Still, even if he hadn’t had this battlefield promotion, he knew he would have been trailing the General anyway. He had barely crossed paths with the man before this campaign yet he was steadily fascinated by him. He may have been a little brash, unconventional, egotistic, maybe even coming across as slightly dizzy, impulsive (Nat – and he was sure many of his fellows – could have continued) but he certainly wasn’t unintelligent. He seemed to know full well about all of his words and he oozed confidence, bubbling from his eccentric exterior.
Sometimes Nat wished he could be more like him – wished he could carry himself like that – and sometimes he would even try and imitate that high American drawl, hoping that the so sure words would flow out of him if he got it perfect, but he was never jealous. He didn’t want the attention or the front pages – just the self belief – and even though the admiration rendered him speechless in front of the General at times, it never turned to envy.
But he sure would have relished a mention. A small one, not so much as to direct the cameras his way, yet enough to make that woozily proud feeling flood his stomach and let him fall asleep with a smile on his face rather than a metaphorical needle and thread, trying to patch up his carefully created invention to keep the crafty worries at bay. However, the holes were gradually ripping wider and wider apart and when the papers retreated, it was back to the war.
Eventually, those holes tore right through and on the morning he woke to the void staring back at him, it felt like he had been waiting for months to ride solemnly over those hills. He tried to deny everything they had told him yet the sun was too bright in his eyes and he couldn’t hold on to anything but the truth. And he was heading right into it, armed but not enough to secure him from his own thoughts and wild imaginings.
All he was left with was himself. No more lies or his Father’s reveries. This was it.
The Little Bighorn River seemed to stretch out to eternity and back. And they were waiting for them on the banks. Not looking at them but waiting for them. Nat knew that. And it was only then that Nat realised he was probably the one putting himself in the most danger by trying to lie to himself.

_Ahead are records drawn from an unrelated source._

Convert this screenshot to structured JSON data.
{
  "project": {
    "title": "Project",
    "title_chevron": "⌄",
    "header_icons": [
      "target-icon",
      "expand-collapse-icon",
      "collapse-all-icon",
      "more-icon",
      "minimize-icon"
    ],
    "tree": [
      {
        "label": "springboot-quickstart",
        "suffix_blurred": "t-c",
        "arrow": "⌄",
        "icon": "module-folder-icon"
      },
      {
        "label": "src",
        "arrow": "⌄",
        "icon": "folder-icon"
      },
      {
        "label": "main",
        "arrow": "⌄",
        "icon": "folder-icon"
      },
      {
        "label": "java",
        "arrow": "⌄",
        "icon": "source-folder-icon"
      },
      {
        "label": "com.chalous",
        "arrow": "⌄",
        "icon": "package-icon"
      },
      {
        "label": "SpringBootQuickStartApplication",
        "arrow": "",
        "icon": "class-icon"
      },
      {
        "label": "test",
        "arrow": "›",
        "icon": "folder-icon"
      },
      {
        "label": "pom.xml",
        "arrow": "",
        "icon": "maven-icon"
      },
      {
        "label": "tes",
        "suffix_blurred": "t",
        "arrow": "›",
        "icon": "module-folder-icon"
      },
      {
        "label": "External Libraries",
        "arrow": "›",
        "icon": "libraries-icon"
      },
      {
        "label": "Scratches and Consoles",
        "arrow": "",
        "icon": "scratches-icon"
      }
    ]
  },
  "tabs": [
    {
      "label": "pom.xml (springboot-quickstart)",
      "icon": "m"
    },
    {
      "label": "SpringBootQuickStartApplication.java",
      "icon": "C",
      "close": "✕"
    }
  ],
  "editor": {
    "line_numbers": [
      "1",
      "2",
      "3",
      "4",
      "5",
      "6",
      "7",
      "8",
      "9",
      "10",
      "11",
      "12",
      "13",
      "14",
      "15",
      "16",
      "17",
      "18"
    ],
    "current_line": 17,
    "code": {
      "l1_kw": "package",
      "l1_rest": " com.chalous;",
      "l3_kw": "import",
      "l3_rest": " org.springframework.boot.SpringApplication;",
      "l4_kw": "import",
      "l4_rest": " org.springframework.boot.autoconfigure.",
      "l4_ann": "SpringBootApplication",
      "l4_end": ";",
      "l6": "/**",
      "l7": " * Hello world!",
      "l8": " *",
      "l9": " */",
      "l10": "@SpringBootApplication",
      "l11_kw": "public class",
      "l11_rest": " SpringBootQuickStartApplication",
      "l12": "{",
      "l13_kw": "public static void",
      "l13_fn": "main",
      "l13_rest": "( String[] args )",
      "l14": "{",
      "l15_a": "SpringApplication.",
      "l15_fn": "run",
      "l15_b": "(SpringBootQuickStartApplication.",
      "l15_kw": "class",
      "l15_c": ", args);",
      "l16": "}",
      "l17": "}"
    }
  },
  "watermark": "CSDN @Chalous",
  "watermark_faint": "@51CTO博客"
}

The holes seemed to rip even further open, this time completely swallowing him.
Part of a longer story named Fool's Circle but I hoped that worked okay on its own :)